  • Jen from Joburg, South AfricaAm I the only one who in the very last second hears someone go 'boop boop'?

    It cracks me up so much everytime I listen to the song. ^_^
  • Mike from Germantown, MdWhat's that Instrument at the beginning in the intro?
  • Barry from New York, NcOh it definitely is a joint effort mike, but McCartney's voice is a little bit further front than Lennon's.
  • Mike from Emmaus, PaPaul said it was his idea but both he said it was a 50/50 Lennon/McCartney tune. Lennon hated it so he probably wasn't looking for the credit. I disagree that it is McCartney's lead that is dominant. It sounds like a joint effort.
  • Barry from New York, NcAlthough it sounds as if Lennon is dominating the vocals, you have to listen very carefuly and you'll notice that actually it's McCartney who is the dominant lead.
  • Pete from Nowra, Australiaanother great Beatles song .........never get sick of hearing this.......
  • Barry from New York, NcAlthough this is credited to Lennon/McCartney, the song was mostly a McCartney composition.
  • Adam from Rochester, Nyfun song as well, I love georges guitar on this for some reason.
  • Richard from Connellsville, PaI sometimes sing along with this song and when the final "eight days a week" sung,I sing 3 "oh,yeah"'s at the end. And even though it wasn't played in the UK,it's still a cool song.
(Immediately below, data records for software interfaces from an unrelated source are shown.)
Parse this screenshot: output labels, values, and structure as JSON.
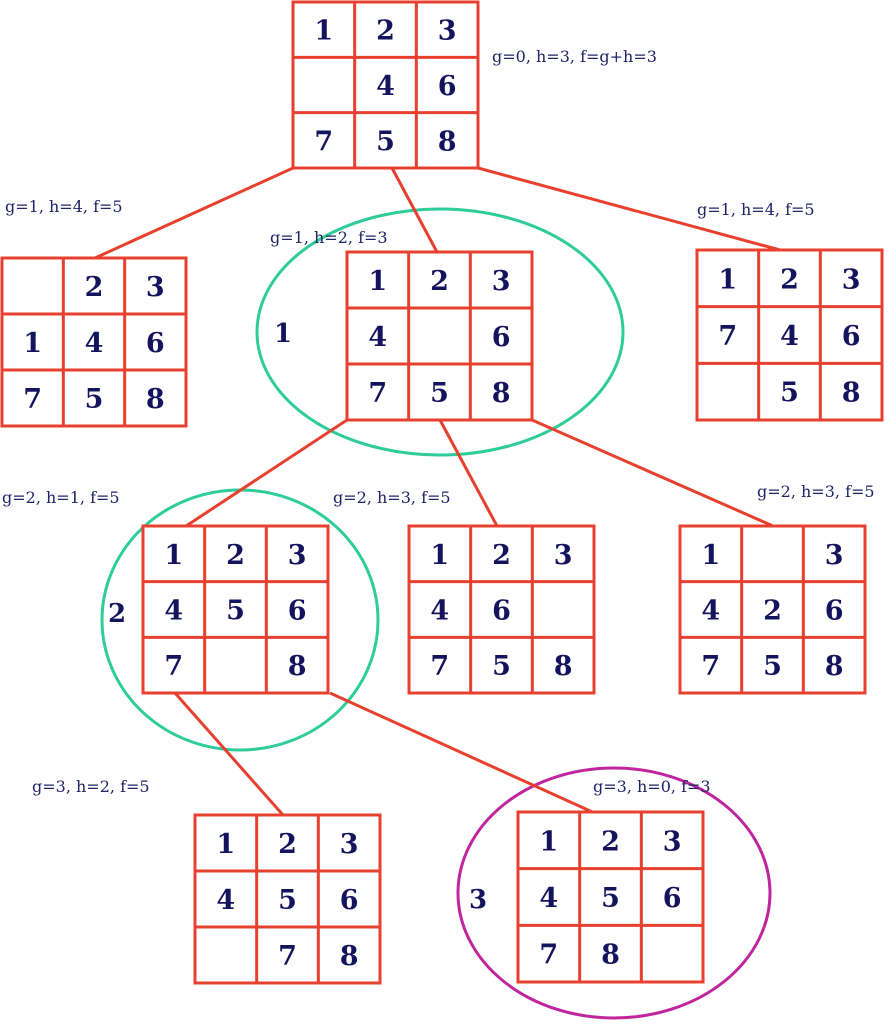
{
  "colors": {
    "grid": "#e8402f",
    "text": "#14145e",
    "path_highlight": "#2ecc9a",
    "goal_highlight": "#c0259e"
  },
  "nodes": {
    "root": {
      "board": [
        "1",
        "2",
        "3",
        "",
        "4",
        "6",
        "7",
        "5",
        "8"
      ],
      "label": "g=0, h=3, f=g+h=3"
    },
    "l1_left": {
      "board": [
        "",
        "2",
        "3",
        "1",
        "4",
        "6",
        "7",
        "5",
        "8"
      ],
      "label": "g=1, h=4, f=5"
    },
    "l1_mid": {
      "board": [
        "1",
        "2",
        "3",
        "4",
        "",
        "6",
        "7",
        "5",
        "8"
      ],
      "label": "g=1, h=2, f=3",
      "step": "1"
    },
    "l1_right": {
      "board": [
        "1",
        "2",
        "3",
        "7",
        "4",
        "6",
        "",
        "5",
        "8"
      ],
      "label": "g=1, h=4, f=5"
    },
    "l2_left": {
      "board": [
        "1",
        "2",
        "3",
        "4",
        "5",
        "6",
        "7",
        "",
        "8"
      ],
      "label": "g=2, h=1, f=5",
      "step": "2"
    },
    "l2_mid": {
      "board": [
        "1",
        "2",
        "3",
        "4",
        "6",
        "",
        "7",
        "5",
        "8"
      ],
      "label": "g=2, h=3, f=5"
    },
    "l2_right": {
      "board": [
        "1",
        "",
        "3",
        "4",
        "2",
        "6",
        "7",
        "5",
        "8"
      ],
      "label": "g=2, h=3, f=5"
    },
    "l3_left": {
      "board": [
        "1",
        "2",
        "3",
        "4",
        "5",
        "6",
        "",
        "7",
        "8"
      ],
      "label": "g=3, h=2, f=5"
    },
    "l3_goal": {
      "board": [
        "1",
        "2",
        "3",
        "4",
        "5",
        "6",
        "7",
        "8",
        ""
      ],
      "label": "g=3, h=0, f=3",
      "step": "3"
    }
  }
}
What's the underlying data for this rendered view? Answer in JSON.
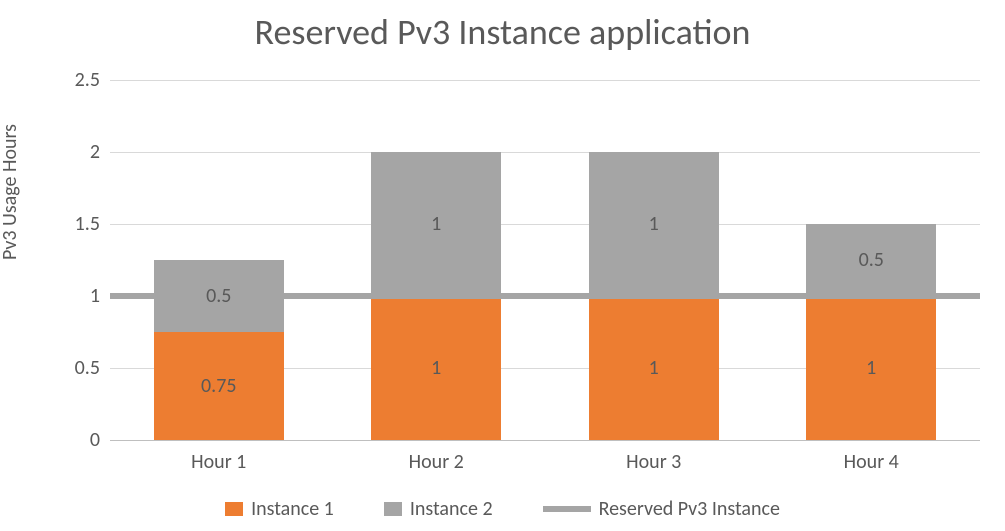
{
  "chart_data": {
    "type": "bar",
    "title": "Reserved Pv3 Instance application",
    "ylabel": "Pv3 Usage Hours",
    "xlabel": "",
    "categories": [
      "Hour 1",
      "Hour 2",
      "Hour 3",
      "Hour 4"
    ],
    "series": [
      {
        "name": "Instance 1",
        "values": [
          0.75,
          1,
          1,
          1
        ],
        "labels": [
          "0.75",
          "1",
          "1",
          "1"
        ],
        "color": "#ed7d31"
      },
      {
        "name": "Instance 2",
        "values": [
          0.5,
          1,
          1,
          0.5
        ],
        "labels": [
          "0.5",
          "1",
          "1",
          "0.5"
        ],
        "color": "#a5a5a5"
      }
    ],
    "reserved_line": {
      "name": "Reserved Pv3 Instance",
      "value": 1,
      "color": "#a5a5a5"
    },
    "ylim": [
      0,
      2.5
    ],
    "yticks": [
      0,
      0.5,
      1,
      1.5,
      2,
      2.5
    ],
    "ytick_labels": [
      "0",
      "0.5",
      "1",
      "1.5",
      "2",
      "2.5"
    ]
  },
  "legend": {
    "s1": "Instance 1",
    "s2": "Instance 2",
    "line": "Reserved Pv3 Instance"
  }
}
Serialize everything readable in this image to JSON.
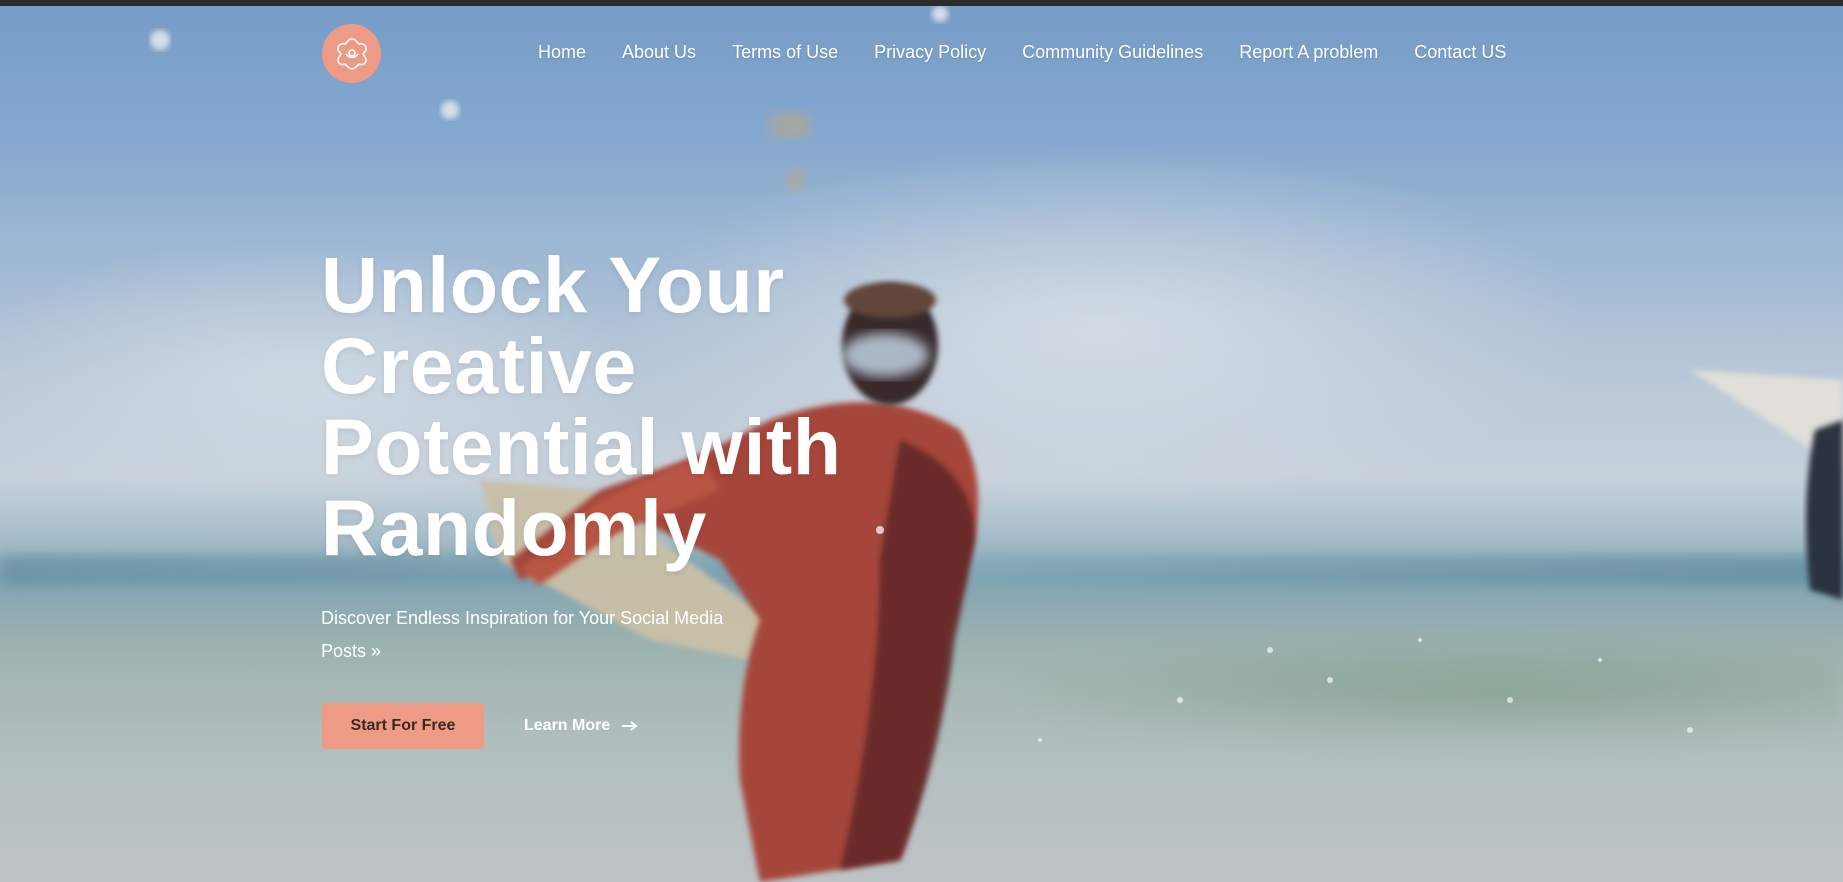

P.S. It was #1 only in the good old U.S.A for 2 weeks.-Richard
  • Mandy from Calgary, CanadaI agree with Paulo. Ringo never got much credit- for the song writing part that is. He is a very talented part of the Beatles :) And he's such a cutie.
  • Christophe from La Rochelle, FranceActually, the title isn't another Ringoism, but Paul heard it while going at John's. Indeed, the driver said " I have so much to do, it seems like i'm working eight days a week..."
    So, while taking his breakfast with John, Paul told him "Hey, this man has just said "Eight days a week"!", and they built up a song around that line...
  • Alan from New Baltimore, MiI like the hand claps!
  • Michael from San Francisco, CaJohn never cared for this song too much.
  • Paulo from New York, NyAll these Ringo expressions turned into songs. Perhaps Ringo should have gotten some songwriting credits. ;)
  • Catherine from Glasgow, EnglandTomorrow never knows was also a Ringo expression that was made into a song.
  • Chet from Saratoga Springs, NyOriginal versions of the song had all four Beatles sing a fade in of a single note with another vocalised note "over the top".
see more comments